Source data
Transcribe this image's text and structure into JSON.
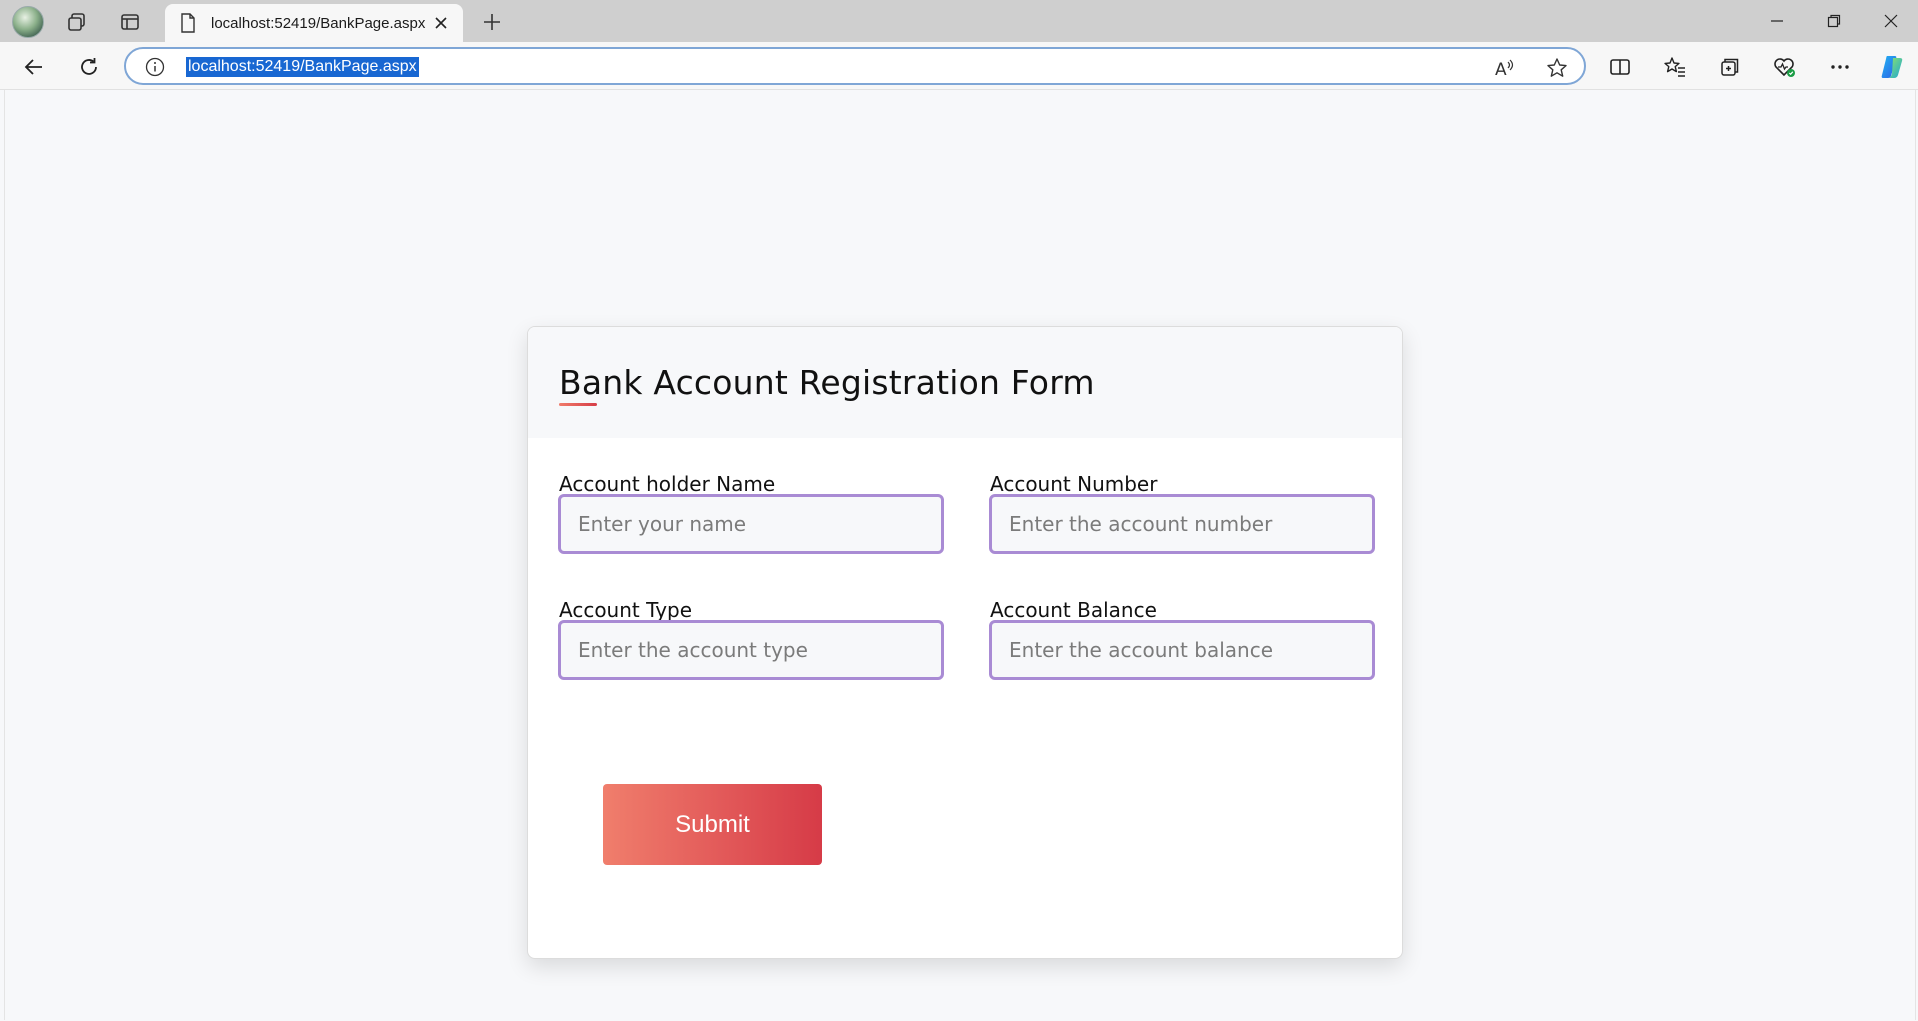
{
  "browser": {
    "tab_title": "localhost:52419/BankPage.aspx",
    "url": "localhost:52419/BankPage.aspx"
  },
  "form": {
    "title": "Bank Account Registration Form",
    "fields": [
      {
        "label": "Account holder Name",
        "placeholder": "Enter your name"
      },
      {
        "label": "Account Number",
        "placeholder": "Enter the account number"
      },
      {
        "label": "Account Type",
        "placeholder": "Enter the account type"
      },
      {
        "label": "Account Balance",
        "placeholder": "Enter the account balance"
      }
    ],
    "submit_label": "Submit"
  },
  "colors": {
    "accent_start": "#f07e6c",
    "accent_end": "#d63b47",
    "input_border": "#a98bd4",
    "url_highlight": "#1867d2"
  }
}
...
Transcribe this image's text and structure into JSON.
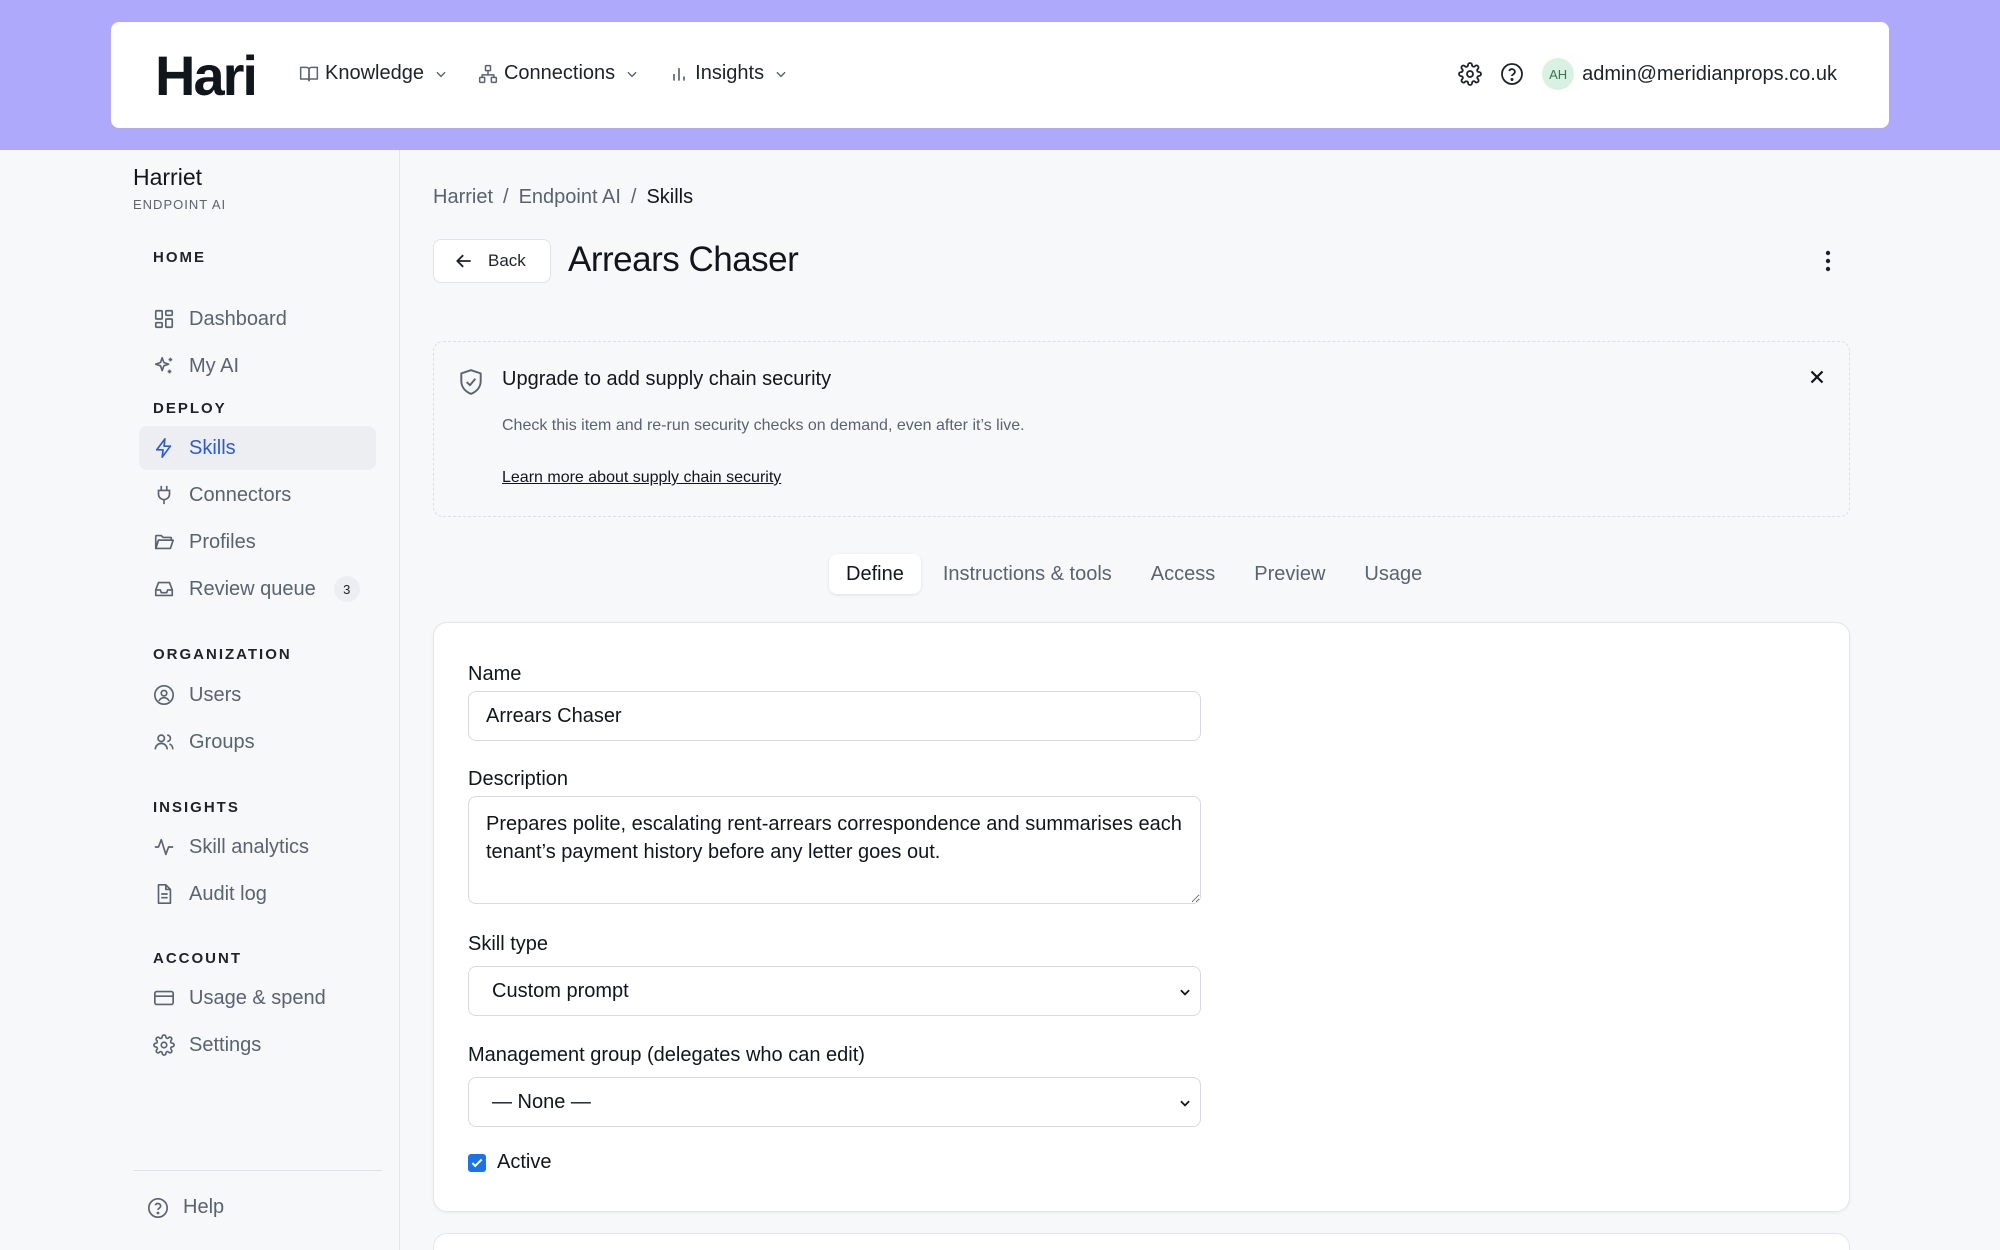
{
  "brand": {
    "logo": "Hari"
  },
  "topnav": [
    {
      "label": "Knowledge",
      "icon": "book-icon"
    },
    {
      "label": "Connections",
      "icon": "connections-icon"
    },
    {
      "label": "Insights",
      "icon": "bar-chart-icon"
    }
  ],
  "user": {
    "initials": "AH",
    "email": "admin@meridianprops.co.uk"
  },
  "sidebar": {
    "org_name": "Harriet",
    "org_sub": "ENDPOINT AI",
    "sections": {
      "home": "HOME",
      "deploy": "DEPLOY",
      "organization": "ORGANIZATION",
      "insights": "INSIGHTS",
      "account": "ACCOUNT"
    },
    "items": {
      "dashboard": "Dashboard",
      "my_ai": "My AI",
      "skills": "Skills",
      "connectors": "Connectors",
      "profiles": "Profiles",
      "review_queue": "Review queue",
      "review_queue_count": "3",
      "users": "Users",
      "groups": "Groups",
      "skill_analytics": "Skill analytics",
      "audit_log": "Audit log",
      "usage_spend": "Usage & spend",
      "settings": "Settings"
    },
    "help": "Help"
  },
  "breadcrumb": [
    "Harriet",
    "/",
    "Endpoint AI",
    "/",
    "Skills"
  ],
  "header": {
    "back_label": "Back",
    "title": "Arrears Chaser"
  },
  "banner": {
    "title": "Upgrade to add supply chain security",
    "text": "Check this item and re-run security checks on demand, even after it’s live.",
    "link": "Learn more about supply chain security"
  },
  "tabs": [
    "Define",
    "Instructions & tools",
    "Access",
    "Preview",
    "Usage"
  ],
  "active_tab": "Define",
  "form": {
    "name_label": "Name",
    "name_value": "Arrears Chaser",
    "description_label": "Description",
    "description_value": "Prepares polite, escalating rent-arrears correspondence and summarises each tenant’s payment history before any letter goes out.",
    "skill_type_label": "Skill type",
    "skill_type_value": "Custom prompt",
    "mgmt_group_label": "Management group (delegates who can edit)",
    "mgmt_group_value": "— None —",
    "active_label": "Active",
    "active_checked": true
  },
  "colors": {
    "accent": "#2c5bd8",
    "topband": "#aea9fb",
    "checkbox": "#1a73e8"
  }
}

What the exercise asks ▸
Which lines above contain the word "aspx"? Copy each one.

The answer ▸
    "tab_title": "localhost:52419/BankPage.aspx",
    "url": "localhost:52419/BankPage.aspx"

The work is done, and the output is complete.